-- Source data follows --
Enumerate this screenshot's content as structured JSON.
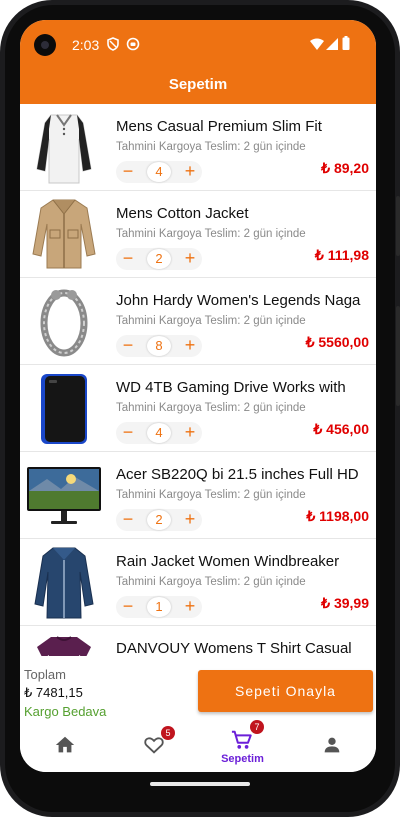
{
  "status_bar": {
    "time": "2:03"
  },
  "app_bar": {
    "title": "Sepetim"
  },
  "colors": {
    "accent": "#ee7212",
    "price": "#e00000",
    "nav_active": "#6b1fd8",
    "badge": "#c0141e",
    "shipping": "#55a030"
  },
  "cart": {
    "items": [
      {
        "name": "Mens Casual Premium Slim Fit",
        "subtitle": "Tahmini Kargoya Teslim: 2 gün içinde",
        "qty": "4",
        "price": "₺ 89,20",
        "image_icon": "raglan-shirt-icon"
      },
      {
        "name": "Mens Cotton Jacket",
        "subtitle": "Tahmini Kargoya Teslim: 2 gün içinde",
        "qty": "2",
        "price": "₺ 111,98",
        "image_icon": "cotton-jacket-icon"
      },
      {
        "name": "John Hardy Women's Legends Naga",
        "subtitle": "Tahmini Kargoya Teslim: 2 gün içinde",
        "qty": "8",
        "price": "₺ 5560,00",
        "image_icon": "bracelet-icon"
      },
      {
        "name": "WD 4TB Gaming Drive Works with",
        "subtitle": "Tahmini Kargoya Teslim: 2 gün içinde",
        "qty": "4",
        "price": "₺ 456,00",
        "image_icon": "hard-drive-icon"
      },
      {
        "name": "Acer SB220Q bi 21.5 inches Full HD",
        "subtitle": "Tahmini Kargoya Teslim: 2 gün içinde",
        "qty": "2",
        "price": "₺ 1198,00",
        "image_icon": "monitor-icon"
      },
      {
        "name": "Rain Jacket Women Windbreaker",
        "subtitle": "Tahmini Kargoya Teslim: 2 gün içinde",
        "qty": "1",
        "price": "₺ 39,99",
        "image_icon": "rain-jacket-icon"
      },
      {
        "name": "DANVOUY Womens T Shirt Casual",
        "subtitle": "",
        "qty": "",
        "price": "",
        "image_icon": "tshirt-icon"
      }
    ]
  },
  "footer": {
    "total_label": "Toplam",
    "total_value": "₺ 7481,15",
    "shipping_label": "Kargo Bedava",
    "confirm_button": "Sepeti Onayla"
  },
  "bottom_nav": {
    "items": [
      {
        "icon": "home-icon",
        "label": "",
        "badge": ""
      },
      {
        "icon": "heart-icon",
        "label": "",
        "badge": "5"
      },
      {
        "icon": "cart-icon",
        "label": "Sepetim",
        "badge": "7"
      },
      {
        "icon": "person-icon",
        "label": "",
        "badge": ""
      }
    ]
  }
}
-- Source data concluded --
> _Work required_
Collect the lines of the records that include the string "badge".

> _Exercise solution_
    "badge": "#c0141e",
        "badge": ""
        "badge": "5"
        "badge": "7"
        "badge": ""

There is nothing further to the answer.